UKFast’s newly-appointed managing director Gail Jones has said people are the key to business success.

Jones started the web hosting company in a back-bedroom with her husband Lawrence 18 years ago and it’s now valued at around £300m.

Jones spoke to BusinessCloud’s Katherine Lofthouse as part of our quest to find the UK’s top 101 Female Founders in Tech.

The list, which will appear in the final 2017 edition of BusinessCloud, will celebrate the incredible women who have taken an idea that uses tech in some way and turned it into a first-rate business.

Closing date for entries is September 11th and details of how to enter can be found at the bottom of this article.

Q1: What’s your advice to anyone wanting to start a tech business?

A1: I don’t see myself as working ‘in tech’ or running a ‘tech business’. 

I’ve never seen UKFast as a tech business, we’re a people business. We look after people, using tech, and we help them to succeed, whether they’re our clients, team or the community around us.

Every business these days is a tech business. And that would be my advice, don’t look at setting up a certain type of business; look at the need behind that.

Why are you setting up - and who will you help?

Q2: Why did you decide to become MD of UKFast now?

A2: It’s a natural point in UKFast’s journey. The business has seen incredible growth over the past few years and doubled in size since Jonathan [Bowers] was appointed UKFast MD.

UKFast Enterprise is now generating 43 per cent of UKFast’s total revenue from just four per cent of the client base.

The two sets of customers have very different requirements, so at this point it makes perfect sense for that to become a business in its own right.

With Jonathan moving into that role, I am stepping in to take on the role of UKFast MD.

Q3: UKFast has almost doubled in turnover in recent years. How important was it to have two MDs to manage the growth going forward?

A3: Hugely important. It simply isn’t sustainable for one person to continue to give the best level of service and support to such a fast-growing business.

We’ve always had a rule that no one manager in the business has more than six direct reports.

It’s how we keep on-track and ensure that nothing falls through the gaps. Of course this should apply to the senior management too.

Having the two areas means we’re able to focus on supporting our colleagues so they in turn can support our clients.

Q4: How important was it to recruit an MD who understood the culture of UKFast?

A4: The most important part of recruitment for any role in UKFast is ensuring that they understand the culture of the business and the people who are here.

It’s unique and very special so for someone to come into the business at that level, it would have been challenging.

Q5: You’re a mother of four daughters. How will combine the role of busy mum and MD of a thriving tech company?

A5: Many women have to combine a full-time job and childcare, and I’m no different.

Although I am incredibly lucky to have the support of my parents and on the odd time when we get stuck I can either bring the girls in or work from home.

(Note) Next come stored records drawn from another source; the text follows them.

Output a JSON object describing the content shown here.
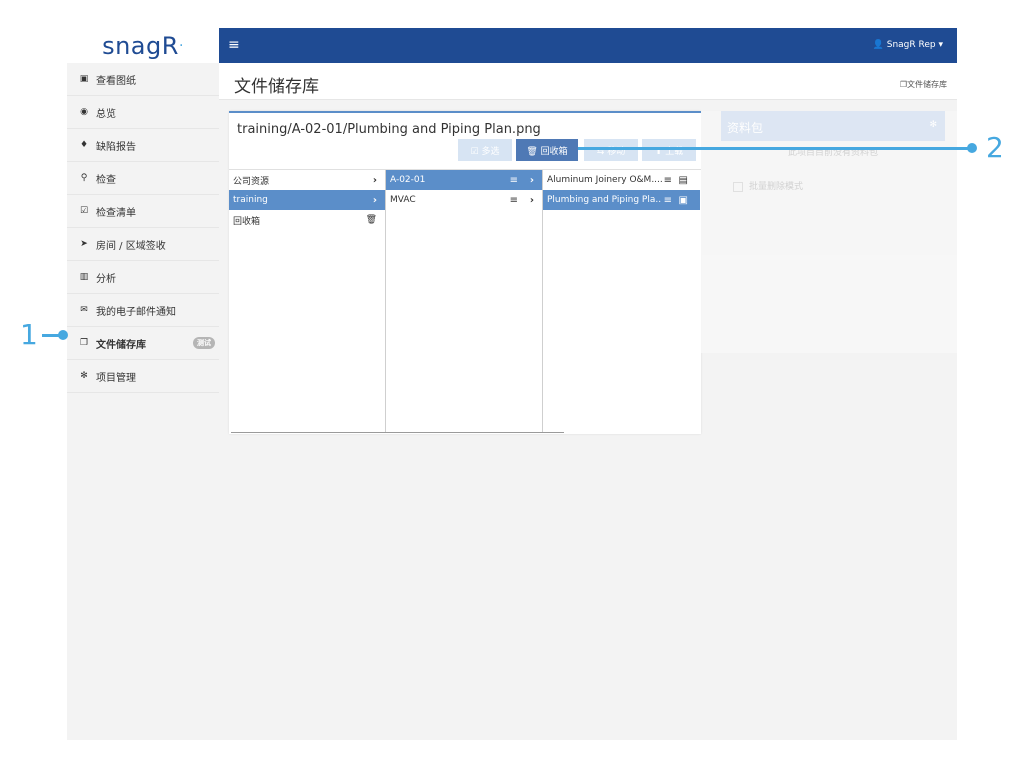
{
  "app": {
    "logo": "snagR",
    "logo_mark": "·",
    "user_label": "SnagR Rep ▾"
  },
  "sidebar": {
    "items": [
      {
        "icon": "image-icon",
        "glyph": "▣",
        "label": "查看图纸"
      },
      {
        "icon": "dashboard-icon",
        "glyph": "◉",
        "label": "总览"
      },
      {
        "icon": "map-marker-icon",
        "glyph": "♦",
        "label": "缺陷报告"
      },
      {
        "icon": "search-icon",
        "glyph": "⚲",
        "label": "检查"
      },
      {
        "icon": "checklist-icon",
        "glyph": "☑",
        "label": "检查清单"
      },
      {
        "icon": "location-arrow-icon",
        "glyph": "➤",
        "label": "房间 / 区域签收"
      },
      {
        "icon": "bar-chart-icon",
        "glyph": "▥",
        "label": "分析"
      },
      {
        "icon": "envelope-icon",
        "glyph": "✉",
        "label": "我的电子邮件通知"
      },
      {
        "icon": "copy-icon",
        "glyph": "❐",
        "label": "文件储存库",
        "badge": "测试"
      },
      {
        "icon": "cogs-icon",
        "glyph": "✻",
        "label": "项目管理"
      }
    ]
  },
  "page": {
    "title": "文件储存库",
    "breadcrumb": "文件储存库"
  },
  "browser": {
    "file_path": "training/A-02-01/Plumbing and Piping Plan.png",
    "buttons": {
      "multi_select": "☑ 多选",
      "recycle_bin": "🗑 回收箱",
      "move": "⇆ 移动",
      "upload": "⬆ 上载"
    },
    "col1": [
      {
        "label": "公司资源",
        "action": "›"
      },
      {
        "label": "training",
        "action": "›"
      },
      {
        "label": "回收箱",
        "action": "🗑"
      }
    ],
    "col2": [
      {
        "label": "A-02-01",
        "menu": "≡",
        "action": "›"
      },
      {
        "label": "MVAC",
        "menu": "≡",
        "action": "›"
      }
    ],
    "col3": [
      {
        "label": "Aluminum Joinery O&M....",
        "menu": "≡",
        "action": "▤"
      },
      {
        "label": "Plumbing and Piping Pla...",
        "menu": "≡",
        "action": "▣"
      }
    ]
  },
  "package_panel": {
    "title": "资料包",
    "empty_text": "此项目目前没有资料包",
    "bulk_delete": "批量删除模式"
  },
  "callouts": [
    "1",
    "2"
  ],
  "colors": {
    "brand": "#1f4b93",
    "selected": "#5b8ec9",
    "callout": "#46a8e0"
  }
}
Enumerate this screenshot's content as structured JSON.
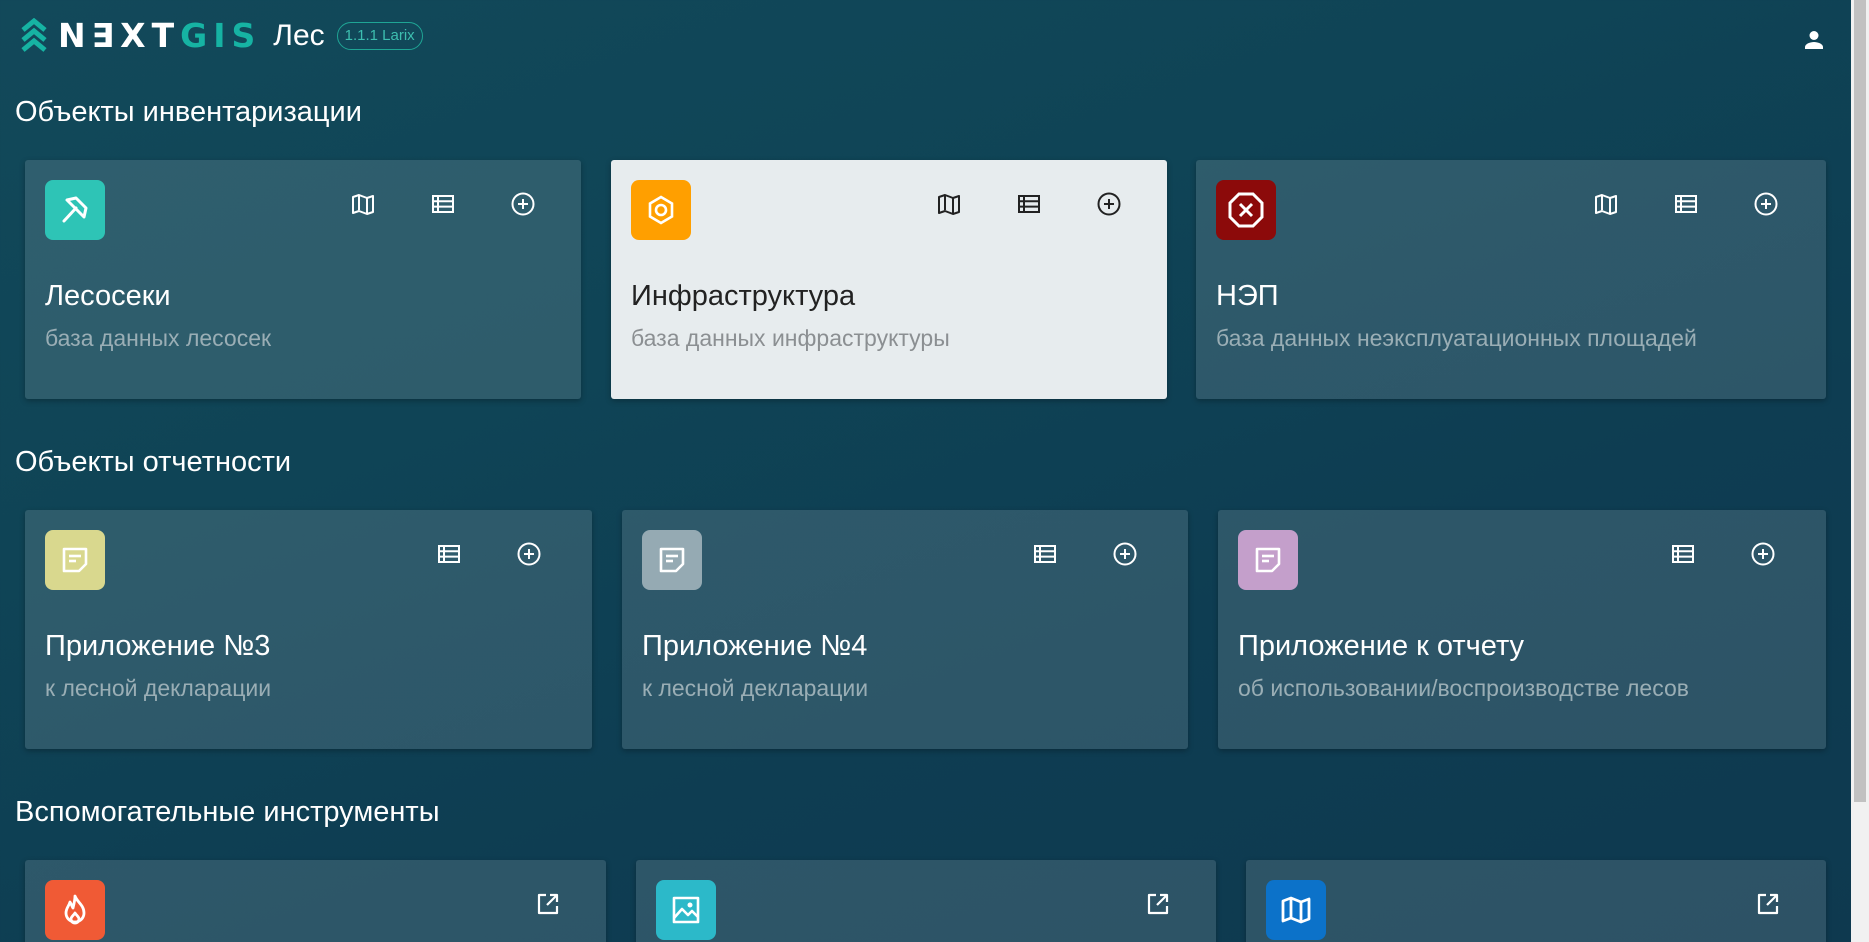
{
  "header": {
    "logo_main": "N∃XT",
    "logo_accent": "GIS",
    "app_name": "Лес",
    "version": "1.1.1 Larix"
  },
  "colors": {
    "accent": "#16b3a3",
    "lesoseki": "#2ec4b6",
    "infrastructure": "#ff9f00",
    "nep": "#8c0a0a",
    "app3": "#d9d88e",
    "app4": "#95aab3",
    "report": "#c49fcb",
    "fire": "#f05a35",
    "image": "#2cb9c9",
    "map": "#0c72c9"
  },
  "sections": {
    "inventory": "Объекты инвентаризации",
    "reports": "Объекты отчетности",
    "tools": "Вспомогательные инструменты"
  },
  "cards": {
    "lesoseki": {
      "title": "Лесосеки",
      "subtitle": "база данных лесосек",
      "icon": "axe-icon"
    },
    "infrastructure": {
      "title": "Инфраструктура",
      "subtitle": "база данных инфраструктуры",
      "icon": "gear-icon"
    },
    "nep": {
      "title": "НЭП",
      "subtitle": "база данных неэксплуатационных площадей",
      "icon": "stop-icon"
    },
    "app3": {
      "title": "Приложение №3",
      "subtitle": "к лесной декларации",
      "icon": "note-icon"
    },
    "app4": {
      "title": "Приложение №4",
      "subtitle": "к лесной декларации",
      "icon": "note-icon"
    },
    "report": {
      "title": "Приложение к отчету",
      "subtitle": "об использовании/воспроизводстве лесов",
      "icon": "note-icon"
    },
    "fire": {
      "icon": "fire-icon"
    },
    "image": {
      "icon": "image-icon"
    },
    "map": {
      "icon": "map-icon"
    }
  }
}
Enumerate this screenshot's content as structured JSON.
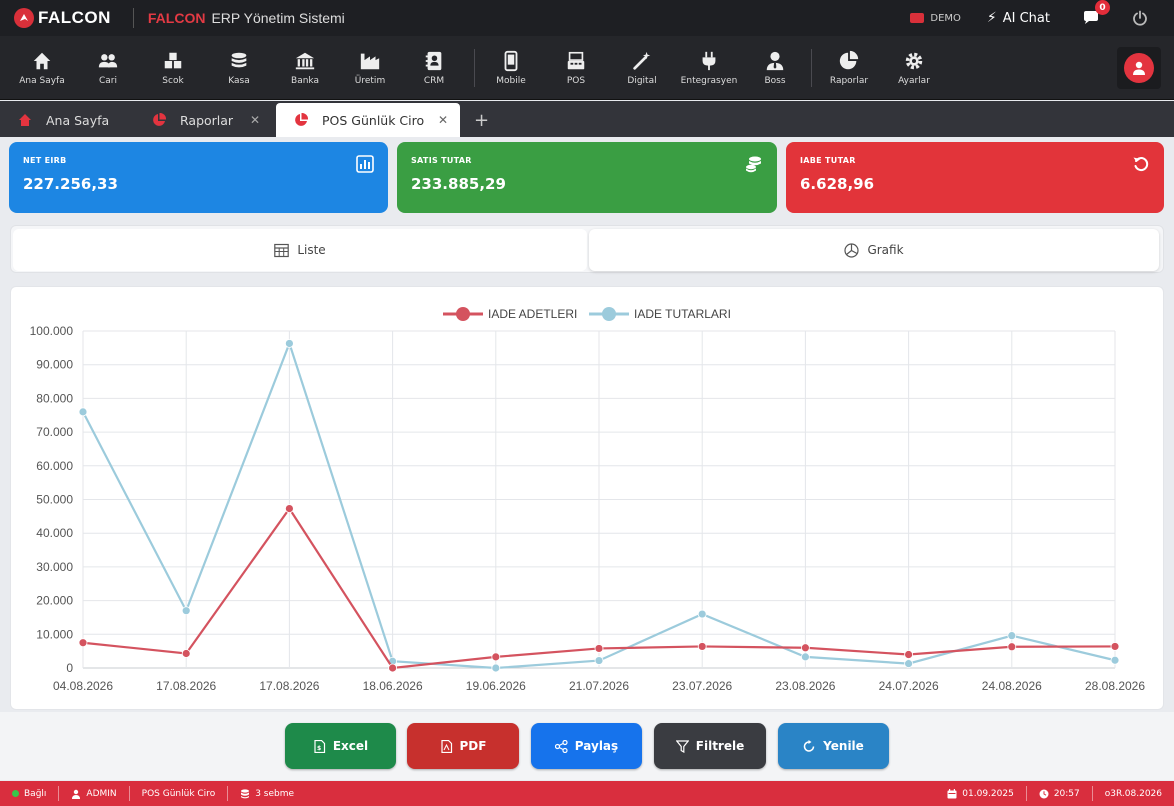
{
  "titlebar": {
    "logo": "FALCON",
    "brand": "FALCON",
    "subtitle": "ERP Yönetim Sistemi",
    "demo": "DEMO",
    "ai_chat": "AI Chat",
    "notification_count": "0"
  },
  "toolbar": {
    "items": [
      {
        "label": "Ana Sayfa",
        "icon": "home-icon"
      },
      {
        "label": "Cari",
        "icon": "users-icon"
      },
      {
        "label": "Scok",
        "icon": "boxes-icon"
      },
      {
        "label": "Kasa",
        "icon": "coins-icon"
      },
      {
        "label": "Banka",
        "icon": "bank-icon"
      },
      {
        "label": "Üretim",
        "icon": "factory-icon"
      },
      {
        "label": "CRM",
        "icon": "contacts-icon"
      },
      {
        "label": "Mobile",
        "icon": "mobile-icon"
      },
      {
        "label": "POS",
        "icon": "pos-icon"
      },
      {
        "label": "Digital",
        "icon": "magic-wand-icon"
      },
      {
        "label": "Entegrasyen",
        "icon": "plug-icon"
      },
      {
        "label": "Boss",
        "icon": "user-tie-icon"
      },
      {
        "label": "Raporlar",
        "icon": "pie-chart-icon"
      },
      {
        "label": "Ayarlar",
        "icon": "gear-icon"
      }
    ]
  },
  "tabs": [
    {
      "label": "Ana Sayfa",
      "closable": false
    },
    {
      "label": "Raporlar",
      "closable": true
    },
    {
      "label": "POS Günlük Ciro",
      "closable": true,
      "active": true
    }
  ],
  "stats": {
    "net": {
      "label": "NET EIRB",
      "value": "227.256,33"
    },
    "sales": {
      "label": "SATIS TUTAR",
      "value": "233.885,29"
    },
    "returns": {
      "label": "IABE TUTAR",
      "value": "6.628,96"
    }
  },
  "view_toggle": {
    "list": "Liste",
    "chart": "Grafik",
    "selected": "Grafik"
  },
  "chart_data": {
    "type": "line",
    "categories": [
      "04.08.2026",
      "17.08.2026",
      "17.08.2026",
      "18.06.2026",
      "19.06.2026",
      "21.07.2026",
      "23.07.2026",
      "23.08.2026",
      "24.07.2026",
      "24.08.2026",
      "28.08.2026"
    ],
    "series": [
      {
        "name": "IADE ADETLERI",
        "color": "#d4535f",
        "values": [
          7500,
          4300,
          47300,
          0,
          3300,
          5800,
          6400,
          6000,
          4000,
          6300,
          6400
        ]
      },
      {
        "name": "IADE TUTARLARI",
        "color": "#9ccbdc",
        "values": [
          76000,
          17000,
          96300,
          2000,
          0,
          2200,
          16000,
          3300,
          1300,
          9600,
          2300
        ]
      }
    ],
    "ylim": [
      0,
      100000
    ],
    "yticks": [
      "0",
      "10.000",
      "20.000",
      "30.000",
      "40.000",
      "50.000",
      "60.000",
      "70.000",
      "80.000",
      "90.000",
      "100.000"
    ],
    "grid": true,
    "legend": "top-center"
  },
  "actions": {
    "excel": "Excel",
    "pdf": "PDF",
    "share": "Paylaş",
    "filter": "Filtrele",
    "refresh": "Yenile"
  },
  "status": {
    "connection": "Bağlı",
    "user": "ADMIN",
    "page": "POS Günlük Ciro",
    "branch": "3 sebme",
    "date": "01.09.2025",
    "time": "20:57",
    "period": "o3R.08.2026"
  }
}
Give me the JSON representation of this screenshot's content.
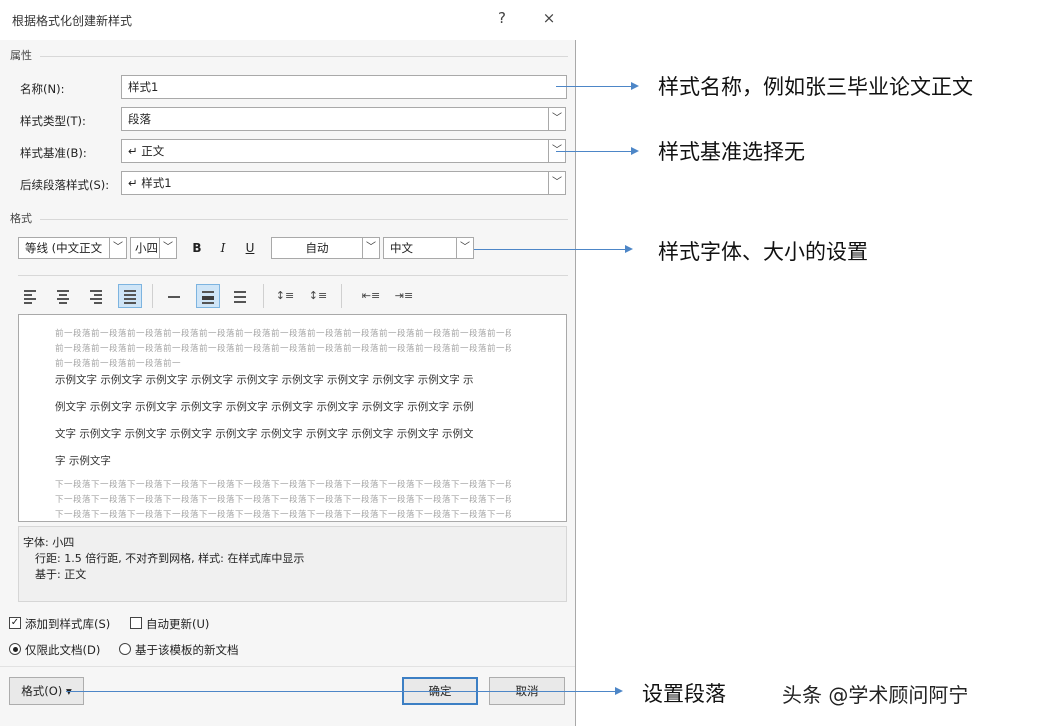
{
  "dialog": {
    "title": "根据格式化创建新样式",
    "help": "?",
    "close": "×"
  },
  "properties": {
    "section": "属性",
    "name_label": "名称(N):",
    "name_value": "样式1",
    "type_label": "样式类型(T):",
    "type_value": "段落",
    "based_label": "样式基准(B):",
    "based_value": "↵ 正文",
    "next_label": "后续段落样式(S):",
    "next_value": "↵ 样式1"
  },
  "format": {
    "section": "格式",
    "font_value": "等线 (中文正文",
    "size_value": "小四",
    "bold": "B",
    "italic": "I",
    "underline": "U",
    "color_value": "自动",
    "script_value": "中文"
  },
  "preview": {
    "prev_para": "前一段落前一段落前一段落前一段落前一段落前一段落前一段落前一段落前一段落前一段落前一段落前一段落前一段落前一段落前一段落前一段落",
    "sample_lines": [
      "示例文字 示例文字 示例文字 示例文字 示例文字 示例文字 示例文字 示例文字 示例文字 示",
      "例文字 示例文字 示例文字 示例文字 示例文字 示例文字 示例文字 示例文字 示例文字 示例",
      "文字 示例文字 示例文字 示例文字 示例文字 示例文字 示例文字 示例文字 示例文字 示例文",
      "字 示例文字"
    ],
    "next_para": "下一段落下一段落下一段落下一段落下一段落下一段落下一段落下一段落下一段落下一段落下一段落下一段落下一段落下一段落下一段落下一段落"
  },
  "description": {
    "line1": "字体: 小四",
    "line2": "行距: 1.5 倍行距, 不对齐到网格, 样式: 在样式库中显示",
    "line3": "基于: 正文"
  },
  "options": {
    "add_to_gallery": "添加到样式库(S)",
    "add_to_gallery_checked": true,
    "auto_update": "自动更新(U)",
    "auto_update_checked": false,
    "this_doc_only": "仅限此文档(D)",
    "new_docs": "基于该模板的新文档"
  },
  "buttons": {
    "format": "格式(O) ▾",
    "ok": "确定",
    "cancel": "取消"
  },
  "annotations": {
    "name_note": "样式名称，例如张三毕业论文正文",
    "based_note": "样式基准选择无",
    "font_note": "样式字体、大小的设置",
    "para_note": "设置段落"
  },
  "watermark": "头条 @学术顾问阿宁",
  "colors": {
    "arrow": "#4d86c7",
    "ok_border": "#3c7fc4",
    "selected_align": "#cfe5f7"
  }
}
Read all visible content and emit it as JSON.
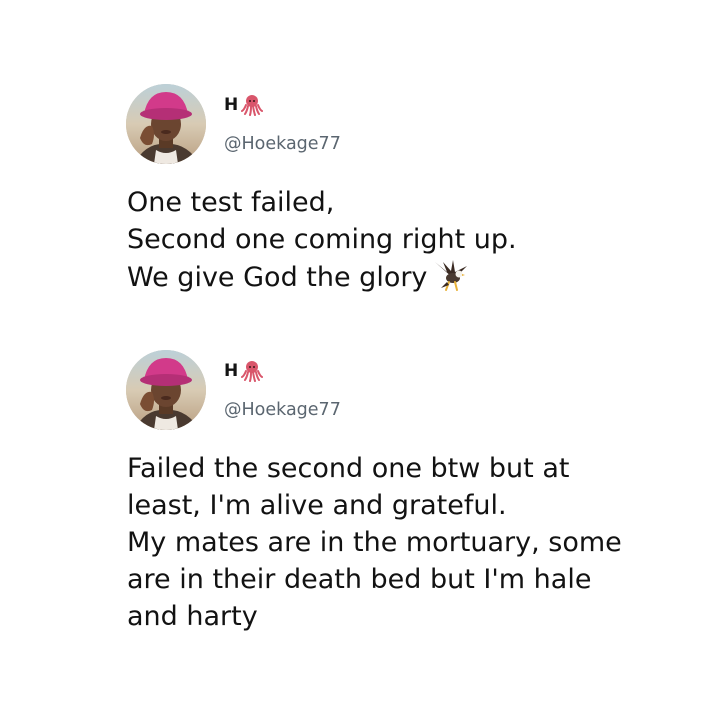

It’s a challenge because UKFast is a family too, and I need to be here for the team as well. It’s not an easy juggling act for any working mum.

Q6: More than 200 people applied for the role of MD. What do you think you’ll bring to the job?

A6: I know the business inside out. I’ve been at the heart of it since day one. I already know the team and, of course, work well with both Jonathan and Lawrence!

Q7: How important is it to have female role models in tech?

A7: Everyone needs role models and people to aspire to.

The challenge here is that there aren’t many female role models across business as a whole, never mind just in the tech arena.

There are definitely more sacrifices that we have to make as women, particularly as working mothers; you can see it in the playgrounds when parents are picking their children up.

They’re predominantly full of women, who are juggling having to pick the kids up at 3pm and keeping their routines, with making sure they’re having an impact in the office.

Whilst not everyone chooses to have children, unfortunately a huge number of women who do choose not to return to work after maternity because of the cost of childcare and the invariable guilt of balancing a career and raising children.

It’s also hard to find the part-time roles at a senior level for mums returning from maternity leave. Perhaps that’s why there are fewer women that come to mind at that ‘role model’ level?

• If you know a female founder that deserves to be celebrated nominate them for our 101 Female Founders of Tech list – deadline September 11th!

Criteria:

• ‘Female founder’ is defined as a woman who started or co-founded a tech business (they do not need to currently still be involved in the business)